(Items from an interface collection)
• • • • • • •

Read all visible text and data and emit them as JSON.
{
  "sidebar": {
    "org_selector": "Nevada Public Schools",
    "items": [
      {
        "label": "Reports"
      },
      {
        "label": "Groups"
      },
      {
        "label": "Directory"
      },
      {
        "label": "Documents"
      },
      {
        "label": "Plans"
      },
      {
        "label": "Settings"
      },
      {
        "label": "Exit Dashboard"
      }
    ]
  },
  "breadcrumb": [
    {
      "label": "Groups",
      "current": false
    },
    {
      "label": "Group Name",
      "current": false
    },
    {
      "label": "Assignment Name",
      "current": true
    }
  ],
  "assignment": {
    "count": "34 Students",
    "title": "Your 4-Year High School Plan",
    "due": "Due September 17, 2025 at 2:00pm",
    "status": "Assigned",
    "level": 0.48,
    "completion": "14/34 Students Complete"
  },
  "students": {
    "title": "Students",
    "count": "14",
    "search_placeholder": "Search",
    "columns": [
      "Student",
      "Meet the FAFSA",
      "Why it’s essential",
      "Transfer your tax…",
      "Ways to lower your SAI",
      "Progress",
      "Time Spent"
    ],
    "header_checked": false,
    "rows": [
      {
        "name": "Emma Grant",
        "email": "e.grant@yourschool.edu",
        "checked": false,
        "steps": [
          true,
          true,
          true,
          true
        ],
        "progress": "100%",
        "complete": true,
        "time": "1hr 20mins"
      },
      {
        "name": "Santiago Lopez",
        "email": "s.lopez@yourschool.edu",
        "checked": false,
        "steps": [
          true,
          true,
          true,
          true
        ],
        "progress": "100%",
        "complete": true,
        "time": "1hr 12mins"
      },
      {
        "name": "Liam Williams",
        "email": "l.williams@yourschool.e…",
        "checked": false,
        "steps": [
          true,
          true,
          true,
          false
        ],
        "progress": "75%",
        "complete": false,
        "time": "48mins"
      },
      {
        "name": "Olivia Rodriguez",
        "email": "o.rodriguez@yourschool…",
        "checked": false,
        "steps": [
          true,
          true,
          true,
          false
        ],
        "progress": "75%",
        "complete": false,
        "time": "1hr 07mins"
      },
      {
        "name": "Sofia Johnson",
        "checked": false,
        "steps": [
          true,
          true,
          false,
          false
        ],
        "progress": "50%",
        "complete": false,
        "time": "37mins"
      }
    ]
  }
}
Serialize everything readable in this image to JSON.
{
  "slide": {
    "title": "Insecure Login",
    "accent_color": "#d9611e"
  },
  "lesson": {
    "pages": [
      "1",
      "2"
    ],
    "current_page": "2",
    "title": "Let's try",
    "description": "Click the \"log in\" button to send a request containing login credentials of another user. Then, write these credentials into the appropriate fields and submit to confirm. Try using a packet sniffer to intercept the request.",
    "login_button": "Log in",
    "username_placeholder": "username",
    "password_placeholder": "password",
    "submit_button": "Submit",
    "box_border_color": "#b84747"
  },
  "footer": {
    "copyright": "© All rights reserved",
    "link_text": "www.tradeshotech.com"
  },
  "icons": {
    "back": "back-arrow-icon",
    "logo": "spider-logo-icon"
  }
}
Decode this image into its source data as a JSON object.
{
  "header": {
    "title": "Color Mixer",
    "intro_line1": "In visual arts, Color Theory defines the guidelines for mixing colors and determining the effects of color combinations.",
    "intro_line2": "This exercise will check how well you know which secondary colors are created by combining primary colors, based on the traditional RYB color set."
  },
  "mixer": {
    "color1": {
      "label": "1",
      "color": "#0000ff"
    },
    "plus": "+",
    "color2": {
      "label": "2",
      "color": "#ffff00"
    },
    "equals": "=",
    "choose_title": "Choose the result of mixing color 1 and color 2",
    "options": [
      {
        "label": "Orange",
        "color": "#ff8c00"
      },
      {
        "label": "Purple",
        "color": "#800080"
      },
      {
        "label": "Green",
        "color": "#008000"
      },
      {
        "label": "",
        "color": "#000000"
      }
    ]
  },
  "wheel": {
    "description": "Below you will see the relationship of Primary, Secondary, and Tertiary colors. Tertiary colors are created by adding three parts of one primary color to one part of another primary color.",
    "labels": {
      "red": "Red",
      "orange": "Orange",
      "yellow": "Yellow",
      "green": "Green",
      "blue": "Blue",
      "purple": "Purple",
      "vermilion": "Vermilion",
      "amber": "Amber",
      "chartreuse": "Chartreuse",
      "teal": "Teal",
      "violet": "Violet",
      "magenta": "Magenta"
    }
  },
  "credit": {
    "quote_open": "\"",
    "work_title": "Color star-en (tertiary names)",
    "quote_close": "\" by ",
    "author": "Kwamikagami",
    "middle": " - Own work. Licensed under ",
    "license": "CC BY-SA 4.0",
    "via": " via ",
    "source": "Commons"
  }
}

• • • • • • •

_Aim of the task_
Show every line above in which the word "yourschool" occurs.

_Exercise output_
        "email": "e.grant@yourschool.edu",
        "email": "s.lopez@yourschool.edu",
        "email": "l.williams@yourschool.e…",
        "email": "o.rodriguez@yourschool…",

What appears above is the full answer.